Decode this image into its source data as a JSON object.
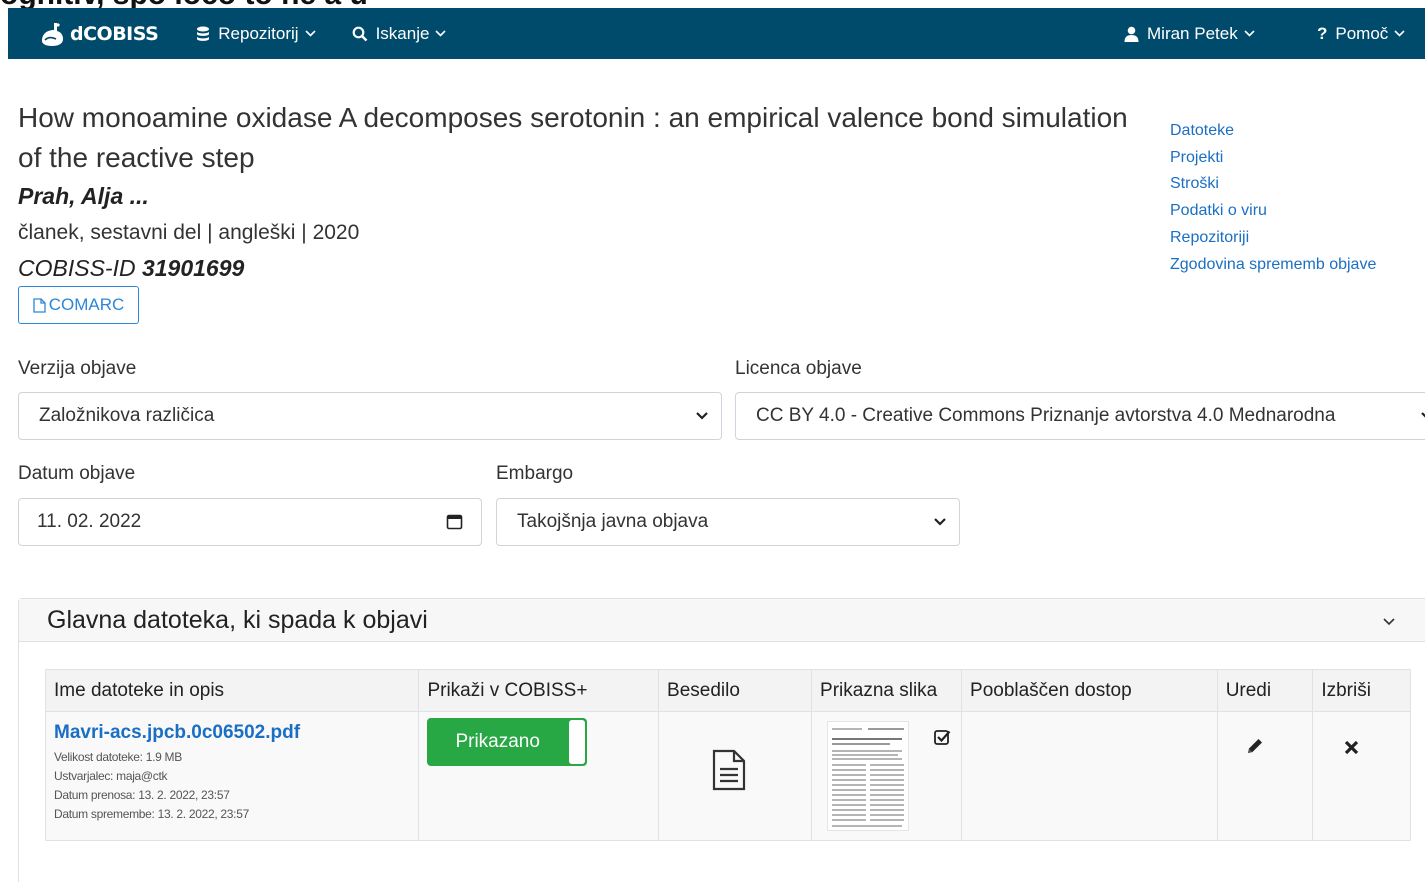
{
  "top_strip": {
    "text": "ognitiv, spo ločo to ne a u"
  },
  "navbar": {
    "brand": "dCOBISS",
    "repository": "Repozitorij",
    "search": "Iskanje",
    "user": "Miran Petek",
    "help": "Pomoč",
    "color": "#004b6b"
  },
  "record": {
    "title": "How monoamine oxidase A decomposes serotonin : an empirical valence bond simulation of the reactive step",
    "author": "Prah, Alja ...",
    "meta": "članek, sestavni del | angleški | 2020",
    "cobiss_label": "COBISS-ID",
    "cobiss_id": "31901699",
    "comarc_button": "COMARC"
  },
  "side_links": [
    "Datoteke",
    "Projekti",
    "Stroški",
    "Podatki o viru",
    "Repozitoriji",
    "Zgodovina sprememb objave"
  ],
  "form": {
    "version_label": "Verzija objave",
    "version_value": "Založnikova različica",
    "license_label": "Licenca objave",
    "license_value": "CC BY 4.0 - Creative Commons Priznanje avtorstva 4.0 Mednarodna",
    "date_label": "Datum objave",
    "date_value": "11. 02. 2022",
    "embargo_label": "Embargo",
    "embargo_value": "Takojšnja javna objava"
  },
  "files_section": {
    "title": "Glavna datoteka, ki spada k objavi",
    "columns": [
      "Ime datoteke in opis",
      "Prikaži v COBISS+",
      "Besedilo",
      "Prikazna slika",
      "Pooblaščen dostop",
      "Uredi",
      "Izbriši"
    ],
    "rows": [
      {
        "name": "Mavri-acs.jpcb.0c06502.pdf",
        "size": "Velikost datoteke: 1.9 MB",
        "creator": "Ustvarjalec: maja@ctk",
        "upload_date": "Datum prenosa: 13. 2. 2022, 23:57",
        "modified_date": "Datum spremembe: 13. 2. 2022, 23:57",
        "display_toggle": "Prikazano",
        "text_icon": "file-text-icon",
        "thumbnail_checked": true,
        "edit_icon": "pencil-icon",
        "delete_icon": "close-icon"
      }
    ]
  }
}
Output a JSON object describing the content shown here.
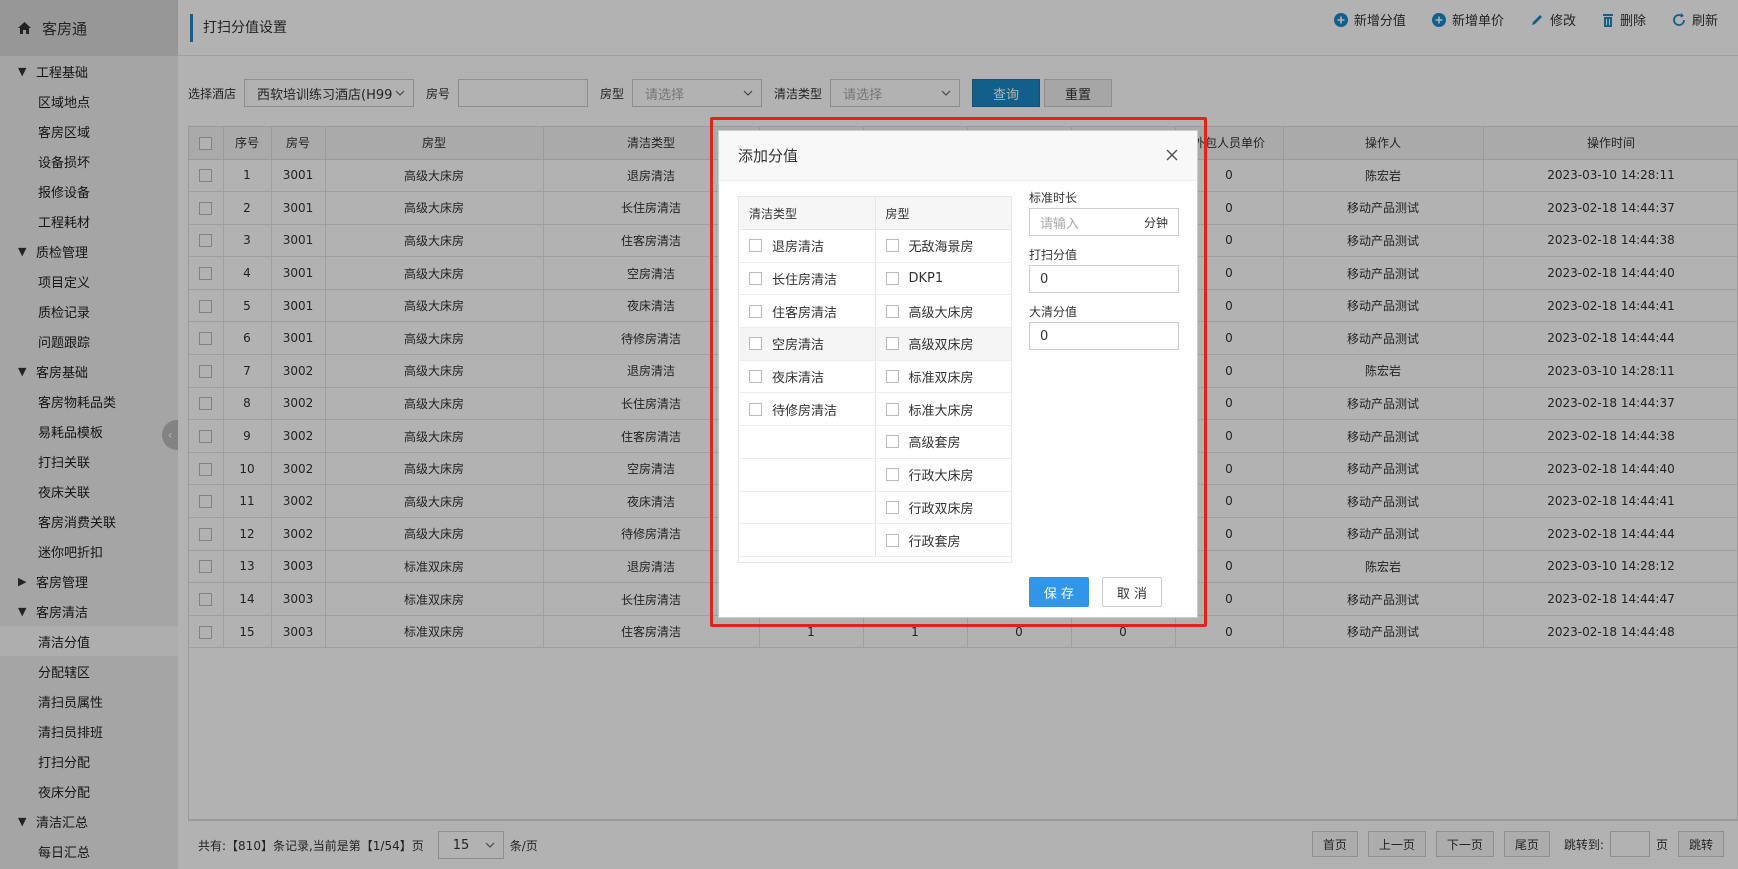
{
  "sidebar": {
    "brand": "客房通",
    "items": [
      {
        "type": "group",
        "label": "工程基础",
        "expanded": true
      },
      {
        "type": "item",
        "label": "区域地点"
      },
      {
        "type": "item",
        "label": "客房区域"
      },
      {
        "type": "item",
        "label": "设备损坏"
      },
      {
        "type": "item",
        "label": "报修设备"
      },
      {
        "type": "item",
        "label": "工程耗材"
      },
      {
        "type": "group",
        "label": "质检管理",
        "expanded": true
      },
      {
        "type": "item",
        "label": "项目定义"
      },
      {
        "type": "item",
        "label": "质检记录"
      },
      {
        "type": "item",
        "label": "问题跟踪"
      },
      {
        "type": "group",
        "label": "客房基础",
        "expanded": true
      },
      {
        "type": "item",
        "label": "客房物耗品类"
      },
      {
        "type": "item",
        "label": "易耗品模板"
      },
      {
        "type": "item",
        "label": "打扫关联"
      },
      {
        "type": "item",
        "label": "夜床关联"
      },
      {
        "type": "item",
        "label": "客房消费关联"
      },
      {
        "type": "item",
        "label": "迷你吧折扣"
      },
      {
        "type": "group",
        "label": "客房管理",
        "expanded": false
      },
      {
        "type": "group",
        "label": "客房清洁",
        "expanded": true
      },
      {
        "type": "item",
        "label": "清洁分值",
        "active": true
      },
      {
        "type": "item",
        "label": "分配辖区"
      },
      {
        "type": "item",
        "label": "清扫员属性"
      },
      {
        "type": "item",
        "label": "清扫员排班"
      },
      {
        "type": "item",
        "label": "打扫分配"
      },
      {
        "type": "item",
        "label": "夜床分配"
      },
      {
        "type": "group",
        "label": "清洁汇总",
        "expanded": true
      },
      {
        "type": "item",
        "label": "每日汇总"
      }
    ]
  },
  "header": {
    "title": "打扫分值设置",
    "toolbar": {
      "add_score": "新增分值",
      "add_price": "新增单价",
      "edit": "修改",
      "delete": "删除",
      "refresh": "刷新"
    }
  },
  "filter": {
    "hotel_label": "选择酒店",
    "hotel_value": "西软培训练习酒店(H99",
    "room_label": "房号",
    "room_type_label": "房型",
    "room_type_placeholder": "请选择",
    "clean_type_label": "清洁类型",
    "clean_type_placeholder": "请选择",
    "query": "查询",
    "reset": "重置"
  },
  "table": {
    "columns": [
      "序号",
      "房号",
      "房型",
      "清洁类型",
      "",
      "",
      "",
      "",
      "外包人员单价",
      "操作人",
      "操作时间"
    ],
    "rows": [
      [
        "1",
        "3001",
        "高级大床房",
        "退房清洁",
        "",
        "",
        "",
        "",
        "0",
        "陈宏岩",
        "2023-03-10 14:28:11"
      ],
      [
        "2",
        "3001",
        "高级大床房",
        "长住房清洁",
        "",
        "",
        "",
        "",
        "0",
        "移动产品测试",
        "2023-02-18 14:44:37"
      ],
      [
        "3",
        "3001",
        "高级大床房",
        "住客房清洁",
        "",
        "",
        "",
        "",
        "0",
        "移动产品测试",
        "2023-02-18 14:44:38"
      ],
      [
        "4",
        "3001",
        "高级大床房",
        "空房清洁",
        "",
        "",
        "",
        "",
        "0",
        "移动产品测试",
        "2023-02-18 14:44:40"
      ],
      [
        "5",
        "3001",
        "高级大床房",
        "夜床清洁",
        "",
        "",
        "",
        "",
        "0",
        "移动产品测试",
        "2023-02-18 14:44:41"
      ],
      [
        "6",
        "3001",
        "高级大床房",
        "待修房清洁",
        "",
        "",
        "",
        "",
        "0",
        "移动产品测试",
        "2023-02-18 14:44:44"
      ],
      [
        "7",
        "3002",
        "高级大床房",
        "退房清洁",
        "",
        "",
        "",
        "",
        "0",
        "陈宏岩",
        "2023-03-10 14:28:11"
      ],
      [
        "8",
        "3002",
        "高级大床房",
        "长住房清洁",
        "",
        "",
        "",
        "",
        "0",
        "移动产品测试",
        "2023-02-18 14:44:37"
      ],
      [
        "9",
        "3002",
        "高级大床房",
        "住客房清洁",
        "",
        "",
        "",
        "",
        "0",
        "移动产品测试",
        "2023-02-18 14:44:38"
      ],
      [
        "10",
        "3002",
        "高级大床房",
        "空房清洁",
        "",
        "",
        "",
        "",
        "0",
        "移动产品测试",
        "2023-02-18 14:44:40"
      ],
      [
        "11",
        "3002",
        "高级大床房",
        "夜床清洁",
        "",
        "",
        "",
        "",
        "0",
        "移动产品测试",
        "2023-02-18 14:44:41"
      ],
      [
        "12",
        "3002",
        "高级大床房",
        "待修房清洁",
        "",
        "",
        "",
        "",
        "0",
        "移动产品测试",
        "2023-02-18 14:44:44"
      ],
      [
        "13",
        "3003",
        "标准双床房",
        "退房清洁",
        "",
        "",
        "",
        "",
        "0",
        "陈宏岩",
        "2023-03-10 14:28:12"
      ],
      [
        "14",
        "3003",
        "标准双床房",
        "长住房清洁",
        "",
        "",
        "",
        "",
        "0",
        "移动产品测试",
        "2023-02-18 14:44:47"
      ],
      [
        "15",
        "3003",
        "标准双床房",
        "住客房清洁",
        "1",
        "1",
        "0",
        "0",
        "0",
        "移动产品测试",
        "2023-02-18 14:44:48"
      ]
    ]
  },
  "pager": {
    "summary": "共有:【810】条记录,当前是第【1/54】页",
    "page_size": "15",
    "per_page_unit": "条/页",
    "first": "首页",
    "prev": "上一页",
    "next": "下一页",
    "last": "尾页",
    "jump_label": "跳转到:",
    "page_unit": "页",
    "jump_button": "跳转"
  },
  "dialog": {
    "title": "添加分值",
    "clean_type_header": "清洁类型",
    "room_type_header": "房型",
    "clean_types": [
      "退房清洁",
      "长住房清洁",
      "住客房清洁",
      "空房清洁",
      "夜床清洁",
      "待修房清洁",
      "",
      "",
      "",
      ""
    ],
    "room_types": [
      "无敌海景房",
      "DKP1",
      "高级大床房",
      "高级双床房",
      "标准双床房",
      "标准大床房",
      "高级套房",
      "行政大床房",
      "行政双床房",
      "行政套房"
    ],
    "highlighted_row": 3,
    "std_duration_label": "标准时长",
    "std_duration_placeholder": "请输入",
    "std_duration_unit": "分钟",
    "clean_score_label": "打扫分值",
    "clean_score_value": "0",
    "deep_score_label": "大清分值",
    "deep_score_value": "0",
    "save": "保 存",
    "cancel": "取 消"
  },
  "colors": {
    "accent": "#1a88c9",
    "save_button": "#3296e8",
    "highlight_border": "#e0241b"
  }
}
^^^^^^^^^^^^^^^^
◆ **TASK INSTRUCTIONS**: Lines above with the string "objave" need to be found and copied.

◆ **SOLUTION TO THE PROBLEM**:
    "Zgodovina sprememb objave"
    "version_label": "Verzija objave",
    "license_label": "Licenca objave",
    "date_label": "Datum objave",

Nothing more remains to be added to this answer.